- Fritz, B.K., Shaw, B.W., Parnell, C.B. Jr.
- Transactions of the ASAE 2005 v.48 no.3 pp. 1185
- air pollution, pollutants, spatial distribution, mathematical models, wind speed

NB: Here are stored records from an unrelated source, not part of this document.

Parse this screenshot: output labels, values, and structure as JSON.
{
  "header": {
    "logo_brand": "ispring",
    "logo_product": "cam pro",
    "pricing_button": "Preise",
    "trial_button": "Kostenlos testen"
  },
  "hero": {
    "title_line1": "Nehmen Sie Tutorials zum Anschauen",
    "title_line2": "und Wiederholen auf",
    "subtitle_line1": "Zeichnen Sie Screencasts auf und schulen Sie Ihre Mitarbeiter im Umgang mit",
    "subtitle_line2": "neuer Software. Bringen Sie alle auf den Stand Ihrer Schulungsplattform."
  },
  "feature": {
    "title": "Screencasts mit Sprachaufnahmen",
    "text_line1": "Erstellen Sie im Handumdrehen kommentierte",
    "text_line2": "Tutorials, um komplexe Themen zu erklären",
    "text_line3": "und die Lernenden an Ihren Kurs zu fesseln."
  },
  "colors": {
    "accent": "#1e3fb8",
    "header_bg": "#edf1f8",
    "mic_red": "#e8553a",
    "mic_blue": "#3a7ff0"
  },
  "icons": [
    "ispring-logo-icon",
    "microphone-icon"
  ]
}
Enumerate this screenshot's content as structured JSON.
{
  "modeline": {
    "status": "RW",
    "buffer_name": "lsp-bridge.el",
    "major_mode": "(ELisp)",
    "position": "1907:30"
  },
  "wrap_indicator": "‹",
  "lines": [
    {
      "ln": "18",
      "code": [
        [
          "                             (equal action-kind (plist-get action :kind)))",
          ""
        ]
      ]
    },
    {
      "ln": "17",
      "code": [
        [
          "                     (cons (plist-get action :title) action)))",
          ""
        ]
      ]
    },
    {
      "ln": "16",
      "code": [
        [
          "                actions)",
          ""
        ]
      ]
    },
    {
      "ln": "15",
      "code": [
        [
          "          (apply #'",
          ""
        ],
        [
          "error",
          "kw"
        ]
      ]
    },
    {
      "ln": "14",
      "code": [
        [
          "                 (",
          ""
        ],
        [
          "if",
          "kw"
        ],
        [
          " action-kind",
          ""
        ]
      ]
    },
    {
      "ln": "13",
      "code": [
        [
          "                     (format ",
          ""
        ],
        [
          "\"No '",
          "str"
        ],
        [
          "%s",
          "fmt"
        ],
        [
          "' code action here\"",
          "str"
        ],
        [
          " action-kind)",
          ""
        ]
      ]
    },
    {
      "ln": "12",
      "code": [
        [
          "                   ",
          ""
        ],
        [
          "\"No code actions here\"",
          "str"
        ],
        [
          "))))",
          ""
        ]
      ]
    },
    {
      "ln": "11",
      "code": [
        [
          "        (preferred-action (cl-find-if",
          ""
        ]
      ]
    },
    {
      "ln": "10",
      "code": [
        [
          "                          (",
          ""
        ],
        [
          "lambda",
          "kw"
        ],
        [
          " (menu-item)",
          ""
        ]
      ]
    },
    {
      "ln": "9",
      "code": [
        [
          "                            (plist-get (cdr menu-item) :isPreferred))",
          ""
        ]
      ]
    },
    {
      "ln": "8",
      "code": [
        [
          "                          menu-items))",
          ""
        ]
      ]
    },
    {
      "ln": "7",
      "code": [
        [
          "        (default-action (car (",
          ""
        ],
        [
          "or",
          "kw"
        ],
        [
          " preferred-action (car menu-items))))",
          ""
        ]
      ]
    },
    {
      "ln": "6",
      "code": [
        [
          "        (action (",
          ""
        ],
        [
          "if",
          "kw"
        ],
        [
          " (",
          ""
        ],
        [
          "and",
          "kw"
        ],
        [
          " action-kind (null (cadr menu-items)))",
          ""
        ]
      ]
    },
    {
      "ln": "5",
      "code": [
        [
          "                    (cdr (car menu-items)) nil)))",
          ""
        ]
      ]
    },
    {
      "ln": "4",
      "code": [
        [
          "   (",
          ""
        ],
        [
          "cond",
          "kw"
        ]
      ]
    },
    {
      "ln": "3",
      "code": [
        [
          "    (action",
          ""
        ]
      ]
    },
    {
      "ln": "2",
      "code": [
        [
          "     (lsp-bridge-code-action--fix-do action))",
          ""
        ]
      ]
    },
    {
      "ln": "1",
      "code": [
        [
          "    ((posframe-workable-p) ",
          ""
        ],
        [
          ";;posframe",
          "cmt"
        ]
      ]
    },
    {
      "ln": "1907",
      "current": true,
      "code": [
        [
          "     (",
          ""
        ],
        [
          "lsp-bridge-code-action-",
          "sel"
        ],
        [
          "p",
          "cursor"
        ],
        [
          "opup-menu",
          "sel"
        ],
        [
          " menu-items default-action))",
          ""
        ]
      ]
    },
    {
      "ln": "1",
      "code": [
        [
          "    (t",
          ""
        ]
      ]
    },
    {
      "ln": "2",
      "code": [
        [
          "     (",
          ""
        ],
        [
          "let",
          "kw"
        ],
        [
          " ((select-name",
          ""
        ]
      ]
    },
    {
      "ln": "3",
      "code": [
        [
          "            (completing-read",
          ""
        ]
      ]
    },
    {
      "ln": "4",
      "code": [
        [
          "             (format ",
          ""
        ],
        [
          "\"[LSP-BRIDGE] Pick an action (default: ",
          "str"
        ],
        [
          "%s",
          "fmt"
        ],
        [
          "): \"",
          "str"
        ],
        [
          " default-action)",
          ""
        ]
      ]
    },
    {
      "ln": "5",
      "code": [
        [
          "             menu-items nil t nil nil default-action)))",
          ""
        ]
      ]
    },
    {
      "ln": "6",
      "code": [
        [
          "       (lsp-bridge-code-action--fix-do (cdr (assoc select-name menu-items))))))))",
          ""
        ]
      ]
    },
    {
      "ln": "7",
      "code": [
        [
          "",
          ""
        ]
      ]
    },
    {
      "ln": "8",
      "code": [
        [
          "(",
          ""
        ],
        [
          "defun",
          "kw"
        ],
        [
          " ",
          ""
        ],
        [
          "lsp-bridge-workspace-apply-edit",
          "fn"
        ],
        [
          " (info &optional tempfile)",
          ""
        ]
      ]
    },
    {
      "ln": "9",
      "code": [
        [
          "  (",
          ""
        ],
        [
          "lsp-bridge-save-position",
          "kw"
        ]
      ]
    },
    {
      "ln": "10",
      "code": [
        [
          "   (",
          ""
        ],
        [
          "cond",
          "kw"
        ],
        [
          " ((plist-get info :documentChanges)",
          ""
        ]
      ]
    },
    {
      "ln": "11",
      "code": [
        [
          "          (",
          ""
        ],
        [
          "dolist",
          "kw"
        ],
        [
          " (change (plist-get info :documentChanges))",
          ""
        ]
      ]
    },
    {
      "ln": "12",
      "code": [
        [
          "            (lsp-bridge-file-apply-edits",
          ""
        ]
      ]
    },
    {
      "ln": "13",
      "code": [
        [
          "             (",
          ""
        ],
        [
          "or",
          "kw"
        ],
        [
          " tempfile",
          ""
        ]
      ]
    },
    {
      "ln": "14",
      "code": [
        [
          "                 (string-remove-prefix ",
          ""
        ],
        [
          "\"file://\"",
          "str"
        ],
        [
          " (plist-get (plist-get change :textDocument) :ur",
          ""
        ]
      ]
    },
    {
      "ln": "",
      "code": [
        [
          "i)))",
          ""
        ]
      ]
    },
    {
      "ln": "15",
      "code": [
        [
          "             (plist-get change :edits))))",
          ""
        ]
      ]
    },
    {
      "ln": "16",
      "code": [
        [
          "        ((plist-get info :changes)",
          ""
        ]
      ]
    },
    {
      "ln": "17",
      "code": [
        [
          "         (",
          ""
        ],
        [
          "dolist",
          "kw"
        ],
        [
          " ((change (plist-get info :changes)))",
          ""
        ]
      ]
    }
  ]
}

- The air pollution regulatory process involves the permitting of sources of regulated pollutants. This process requires sources to demonstrate that the National Ambient Air Quality Standards (NAAQS) are not exceeded as a result of released pollutants. A determination of a facility's compliance with the NAAQS is more frequently being based on dispersion modeling estimates rather than ambient air sampling results. Current Gaussian-based dispersion models do not adequately account for pollutant dispersion due to sub-hourly variations in wind speed and direction. This can result in overestimates of downwind concentration and consequentially require costly additional control measures or denial of a construction or operating permit. This research focuses on developing a methodology to analyze the theoretical degree of dispersion within sub-hourly and hourly intervals. The methodology employed to develop the presently used Pasquill-Gifford (PG) dispersion coefficients is explored and used in developing a new methodology for estimating theoretical dispersion coefficients based on recorded meteorological data. This comparison allowed for an appropriate application time period of the PG dispersion coefficients to be determined, which in general varied from 3 to 20 min. The most critical result of this research is that universal application of the PG dispersion coefficients to a 1 h time period is incorrect. This misapplication will result in concentration estimates based on insufficient plume spread, which will overestimate downwind concentrations and result in inappropriate regulation of emitting sources.